About

A rack displaying zines reads "Zines For Sale"The Anchor Archive Zine Library is a collectively-run, non-profit library with a collection of over 5000 zines from the local area and around the world. It has been providing access to independent media, art, and local zine history and culture since 2005 through operating the library and offering tools, resources, and programming for making zines.

Zines are self-published publications made outside of mainstream press and media, by all kinds of people about all kinds of things. The Anchor Archive sees zines as an important way to take media into your own hands, find a voice for yourself, and find information and stories that aren't represented in mainstream media and culture.

To borrow zines you must be a member and visit the zine library in person. You can become a member by donating $2-10 or donating a zine. You get zines for 2 weeks and can take out 13 at a time.

You can search for zines in our catalogue (about half of our collection has been catalogued) or browse by topic in the library.

The Zine Library is part of a collectively run arts space called Radstorm, along with Ink Storm Screenprinting Collective and Sad Rad Music Collective.

Every October the Anchor Archive organizes a zine fair and usually in the summer it co-hosts a residency program.

Find location and accessibility information on our contact page.

History

5684 Roberts Street house

The Anchor Archive Zine Library was opened in 2005 by Sarah Evans and Son Edworthy in the living room of their little house at 5684 Roberts Street, in the north end of Halifax. Sarah and Son ran the library out of their home, with the help of friends and volunteers. They started a zine residency program in 2006 and hosted residents in their shed in the summer.

Sarah moved out of the house a couple of years later and her room was turned into a screen printing studio, operated by Ink Storm Screen Printing Collective.  When Son moved out a year later, Sarah, Son, and some other folks formed a collective and decided to operate the house as a collective arts space called the Roberts Street Social Centre. Son's room was called "the Crow's Nest" and used as a small affordable meeting and events space. A speakeasy called the Tigers' Den happened there on Thursday nights for a couple of years. The library acquired a photocopier called The People's Photocopier. Books Beyond Bars, a program to bring books to women in prison, was also affiliated with the Roberts Street Social Centre.

Panorama interior of main floor at 5684 Roberts Street

In 2012 the collective received an eviction notice from their supportive landlord, who needed to move into the house due to financial problems. A long search for affordable and accessible space began, and a year later the Anchor Archive and Ink Storm moved into the former storefront space in Creighton Manor, an old apartment building at 2086 Creighton Street, where some Roberts Street Social Centre collective members lived.

2086 Creighton Street

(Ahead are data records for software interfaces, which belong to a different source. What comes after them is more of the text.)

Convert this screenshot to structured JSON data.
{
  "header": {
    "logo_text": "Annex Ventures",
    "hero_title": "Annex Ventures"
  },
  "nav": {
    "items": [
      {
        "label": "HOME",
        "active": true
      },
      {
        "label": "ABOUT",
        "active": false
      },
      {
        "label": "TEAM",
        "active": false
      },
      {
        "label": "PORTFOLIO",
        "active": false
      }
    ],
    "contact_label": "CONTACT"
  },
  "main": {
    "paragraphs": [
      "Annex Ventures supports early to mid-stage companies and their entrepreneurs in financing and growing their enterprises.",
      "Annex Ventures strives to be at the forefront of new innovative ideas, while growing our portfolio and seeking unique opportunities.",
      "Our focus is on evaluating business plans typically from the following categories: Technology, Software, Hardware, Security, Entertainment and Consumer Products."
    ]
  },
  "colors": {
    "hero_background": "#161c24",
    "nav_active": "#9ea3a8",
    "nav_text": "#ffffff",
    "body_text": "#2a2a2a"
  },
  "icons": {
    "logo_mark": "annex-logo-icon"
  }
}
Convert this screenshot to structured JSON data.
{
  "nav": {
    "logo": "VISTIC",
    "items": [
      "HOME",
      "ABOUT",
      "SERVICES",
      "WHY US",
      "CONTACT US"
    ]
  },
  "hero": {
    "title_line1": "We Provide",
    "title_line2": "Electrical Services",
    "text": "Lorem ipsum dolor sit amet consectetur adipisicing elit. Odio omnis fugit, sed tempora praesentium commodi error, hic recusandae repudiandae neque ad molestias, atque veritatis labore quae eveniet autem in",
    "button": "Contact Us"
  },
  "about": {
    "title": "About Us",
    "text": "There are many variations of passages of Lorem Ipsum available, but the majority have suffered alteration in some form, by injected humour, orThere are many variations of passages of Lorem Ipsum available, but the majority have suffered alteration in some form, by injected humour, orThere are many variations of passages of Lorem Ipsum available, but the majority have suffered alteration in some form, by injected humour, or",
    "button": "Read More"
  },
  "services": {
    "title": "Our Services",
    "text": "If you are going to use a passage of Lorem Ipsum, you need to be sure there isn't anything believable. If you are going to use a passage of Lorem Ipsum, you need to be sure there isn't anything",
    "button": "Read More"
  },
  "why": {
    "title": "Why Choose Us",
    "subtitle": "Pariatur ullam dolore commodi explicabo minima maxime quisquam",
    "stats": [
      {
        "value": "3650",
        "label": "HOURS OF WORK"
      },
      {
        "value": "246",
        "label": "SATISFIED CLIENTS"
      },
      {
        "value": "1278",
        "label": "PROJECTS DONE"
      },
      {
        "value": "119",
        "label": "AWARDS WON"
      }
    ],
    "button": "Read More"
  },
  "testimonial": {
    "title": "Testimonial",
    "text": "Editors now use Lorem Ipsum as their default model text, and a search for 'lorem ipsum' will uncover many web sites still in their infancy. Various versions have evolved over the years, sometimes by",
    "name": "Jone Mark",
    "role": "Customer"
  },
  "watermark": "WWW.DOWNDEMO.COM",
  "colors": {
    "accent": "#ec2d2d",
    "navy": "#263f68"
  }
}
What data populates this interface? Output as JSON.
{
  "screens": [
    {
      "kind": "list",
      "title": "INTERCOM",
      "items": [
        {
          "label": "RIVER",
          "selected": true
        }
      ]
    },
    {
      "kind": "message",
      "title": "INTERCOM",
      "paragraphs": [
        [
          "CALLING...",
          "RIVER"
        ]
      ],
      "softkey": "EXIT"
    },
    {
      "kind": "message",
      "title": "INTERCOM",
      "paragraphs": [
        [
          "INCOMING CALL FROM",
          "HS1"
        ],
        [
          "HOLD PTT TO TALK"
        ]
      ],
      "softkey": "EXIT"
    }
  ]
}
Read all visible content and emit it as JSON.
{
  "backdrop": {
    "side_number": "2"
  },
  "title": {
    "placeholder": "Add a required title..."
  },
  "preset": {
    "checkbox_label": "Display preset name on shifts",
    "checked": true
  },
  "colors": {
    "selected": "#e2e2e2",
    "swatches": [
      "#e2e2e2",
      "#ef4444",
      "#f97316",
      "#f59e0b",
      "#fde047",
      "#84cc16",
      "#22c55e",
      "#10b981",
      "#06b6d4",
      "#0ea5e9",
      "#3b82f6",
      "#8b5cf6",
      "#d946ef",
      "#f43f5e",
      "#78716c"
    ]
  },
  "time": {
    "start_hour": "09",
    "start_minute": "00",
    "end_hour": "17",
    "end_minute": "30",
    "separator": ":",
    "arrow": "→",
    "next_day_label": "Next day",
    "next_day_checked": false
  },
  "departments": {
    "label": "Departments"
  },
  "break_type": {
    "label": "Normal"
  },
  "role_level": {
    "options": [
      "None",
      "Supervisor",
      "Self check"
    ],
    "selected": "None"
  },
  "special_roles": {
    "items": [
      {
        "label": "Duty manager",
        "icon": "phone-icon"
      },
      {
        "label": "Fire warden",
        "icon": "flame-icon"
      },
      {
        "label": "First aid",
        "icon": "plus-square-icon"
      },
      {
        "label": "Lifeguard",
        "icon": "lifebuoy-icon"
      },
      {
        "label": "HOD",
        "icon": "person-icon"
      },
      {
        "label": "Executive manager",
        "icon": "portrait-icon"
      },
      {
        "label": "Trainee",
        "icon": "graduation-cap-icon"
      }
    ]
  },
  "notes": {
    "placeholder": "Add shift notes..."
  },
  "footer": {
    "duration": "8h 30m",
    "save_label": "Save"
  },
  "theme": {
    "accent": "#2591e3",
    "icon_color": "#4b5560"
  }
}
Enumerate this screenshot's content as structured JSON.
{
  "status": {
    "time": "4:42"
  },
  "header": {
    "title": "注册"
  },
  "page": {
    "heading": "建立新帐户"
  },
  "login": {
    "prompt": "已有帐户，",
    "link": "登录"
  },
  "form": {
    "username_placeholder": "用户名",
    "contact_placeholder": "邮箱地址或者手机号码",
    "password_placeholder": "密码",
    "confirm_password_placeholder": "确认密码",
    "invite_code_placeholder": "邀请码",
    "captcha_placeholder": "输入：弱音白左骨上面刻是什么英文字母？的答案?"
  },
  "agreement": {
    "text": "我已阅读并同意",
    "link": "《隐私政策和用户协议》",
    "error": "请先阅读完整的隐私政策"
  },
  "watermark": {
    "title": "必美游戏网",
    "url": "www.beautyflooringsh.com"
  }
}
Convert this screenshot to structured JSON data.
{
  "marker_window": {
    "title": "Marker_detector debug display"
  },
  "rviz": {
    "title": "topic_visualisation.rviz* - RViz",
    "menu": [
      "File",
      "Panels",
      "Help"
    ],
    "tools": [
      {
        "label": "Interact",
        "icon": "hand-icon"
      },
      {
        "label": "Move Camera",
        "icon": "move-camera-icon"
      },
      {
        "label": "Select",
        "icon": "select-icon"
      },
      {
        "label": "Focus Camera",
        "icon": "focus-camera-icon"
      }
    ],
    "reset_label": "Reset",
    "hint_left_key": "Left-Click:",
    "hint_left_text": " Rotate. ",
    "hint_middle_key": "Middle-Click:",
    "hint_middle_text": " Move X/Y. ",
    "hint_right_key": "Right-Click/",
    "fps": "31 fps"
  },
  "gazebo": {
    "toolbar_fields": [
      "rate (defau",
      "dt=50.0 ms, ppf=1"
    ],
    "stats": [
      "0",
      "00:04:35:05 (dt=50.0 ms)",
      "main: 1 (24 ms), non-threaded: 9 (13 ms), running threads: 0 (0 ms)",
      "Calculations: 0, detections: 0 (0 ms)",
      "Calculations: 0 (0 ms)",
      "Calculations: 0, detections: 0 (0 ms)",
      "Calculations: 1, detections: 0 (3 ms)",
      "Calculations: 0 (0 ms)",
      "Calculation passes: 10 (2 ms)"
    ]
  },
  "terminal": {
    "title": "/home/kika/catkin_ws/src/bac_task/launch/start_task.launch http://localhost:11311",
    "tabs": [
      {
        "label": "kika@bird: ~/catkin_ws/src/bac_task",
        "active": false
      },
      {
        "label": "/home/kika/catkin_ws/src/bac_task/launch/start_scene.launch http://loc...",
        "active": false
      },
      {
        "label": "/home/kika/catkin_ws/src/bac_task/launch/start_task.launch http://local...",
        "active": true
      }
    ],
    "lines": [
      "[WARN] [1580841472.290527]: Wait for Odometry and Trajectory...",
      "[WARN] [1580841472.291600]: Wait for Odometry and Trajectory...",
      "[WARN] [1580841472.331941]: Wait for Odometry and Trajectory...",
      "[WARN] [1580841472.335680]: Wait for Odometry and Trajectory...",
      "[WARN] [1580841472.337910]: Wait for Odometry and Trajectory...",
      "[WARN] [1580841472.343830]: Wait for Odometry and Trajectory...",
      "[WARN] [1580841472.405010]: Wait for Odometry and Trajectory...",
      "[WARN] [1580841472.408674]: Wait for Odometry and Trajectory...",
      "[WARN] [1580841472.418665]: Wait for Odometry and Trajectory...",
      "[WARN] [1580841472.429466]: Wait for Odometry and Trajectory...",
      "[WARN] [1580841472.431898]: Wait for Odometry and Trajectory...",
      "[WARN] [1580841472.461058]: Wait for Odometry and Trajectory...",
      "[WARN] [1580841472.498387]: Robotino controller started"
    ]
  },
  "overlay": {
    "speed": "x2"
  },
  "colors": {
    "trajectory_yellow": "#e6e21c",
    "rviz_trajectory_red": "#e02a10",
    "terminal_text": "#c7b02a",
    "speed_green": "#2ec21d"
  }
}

When this building was sold and gutted a year later, Ink Storm moved into storage and the Anchor Archive moved to the back of Plan B, a cooperatively run vintage and artist store on Gottingen Street. The Anchor Archive resided in Plan B for 2 years. 

Through all these moves, open hours still happened, zines were borrowed, zine workshops were facilitated, affordable photocopying was provided, the zine fair happened ever year, and we hosted residents from around the world every summer.  Meanwhile, Ink Storm moved into a space upstairs at 6050 Almon Street along with Sad Rad Music Collective, an all-ages show and practice space.  Plan B was turning out to not be an ideal location for the zine library and the members wanted to reunite with Ink Storm, so in 2016 the zine library moved to 6050 Almon Street as well.

If you want to learn more about the history of the Anchor Archive and Roberts Street Social Centre, check out these zines!